Since most scholars agree that there were more than one Aphek, C.R. Conder identified the Aphek of Eben-Ezer[4] with a ruin (Khirbet) some 3.7 miles (6 km) distant from Dayr Aban (believed to be Eben-Ezer), and known by the name Marj al-Fikiya; the name al-Fikiya being an Arabic corruption of Aphek.[5] Eusebius, when writing about Eben-ezer in his Onomasticon, says that it is "the place from which the Gentiles seized the Ark, between Jerusalem and Ascalon, near the village of Bethsamys (Beit Shemesh),"[6] a locale that corresponds with Conder's identification.

References[edit]

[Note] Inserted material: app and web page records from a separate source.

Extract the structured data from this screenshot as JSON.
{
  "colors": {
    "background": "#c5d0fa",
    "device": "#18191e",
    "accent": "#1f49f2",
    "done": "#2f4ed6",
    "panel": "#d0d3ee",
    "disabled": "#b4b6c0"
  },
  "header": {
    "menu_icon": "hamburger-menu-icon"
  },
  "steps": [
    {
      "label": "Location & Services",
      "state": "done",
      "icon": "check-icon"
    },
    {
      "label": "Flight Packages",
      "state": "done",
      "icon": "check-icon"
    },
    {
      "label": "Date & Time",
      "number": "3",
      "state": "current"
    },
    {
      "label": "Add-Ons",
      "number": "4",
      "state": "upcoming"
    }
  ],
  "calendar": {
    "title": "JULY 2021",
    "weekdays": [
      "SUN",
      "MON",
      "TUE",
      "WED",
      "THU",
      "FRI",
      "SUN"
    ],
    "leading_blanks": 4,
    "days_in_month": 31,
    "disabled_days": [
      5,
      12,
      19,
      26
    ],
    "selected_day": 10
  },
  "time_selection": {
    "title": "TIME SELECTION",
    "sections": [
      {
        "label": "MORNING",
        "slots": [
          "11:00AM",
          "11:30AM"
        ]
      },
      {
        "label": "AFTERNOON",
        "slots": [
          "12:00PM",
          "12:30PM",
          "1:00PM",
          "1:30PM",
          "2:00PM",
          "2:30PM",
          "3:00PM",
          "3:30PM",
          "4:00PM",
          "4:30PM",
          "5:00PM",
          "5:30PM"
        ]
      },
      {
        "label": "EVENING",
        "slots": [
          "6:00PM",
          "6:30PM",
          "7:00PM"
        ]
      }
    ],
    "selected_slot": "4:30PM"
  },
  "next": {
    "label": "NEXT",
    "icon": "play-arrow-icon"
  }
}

  1. ^ The Golan Heights: A Battlefield of the Ages, LA Times, 11 September 1988
  2. ^ Shuichi Hasegawa, Aram and Israel during the Jehuite Dynasty, Tel Soreg, p 72
  3. ^ Avraham Negev, Shimon Gibson (2001). Aphek (c). Archaeological Encyclopedia of the Holy Land (New York: Continuum). p. 39. ISBN 0-8264-1316-1. 
  4. ^ The account in 1 Samuel 4:1 of the battle at Aphek and Eben-ezer
  5. ^ North, Robert (1960). "Ap(h)eq(a) and ‘Azeqa". Biblica 41 (1): 61–63. Retrieved 1 January 2016 – via JSTOR. (registration required (help)). 
  6. ^ Eusebius Werke, Erich Klostermann (ed.), Leipig 1904, p. 33,24.

Coordinates: 32°05′00″N 34°53′00″E / 32.0833°N 34.8833°E / 32.0833; 34.8833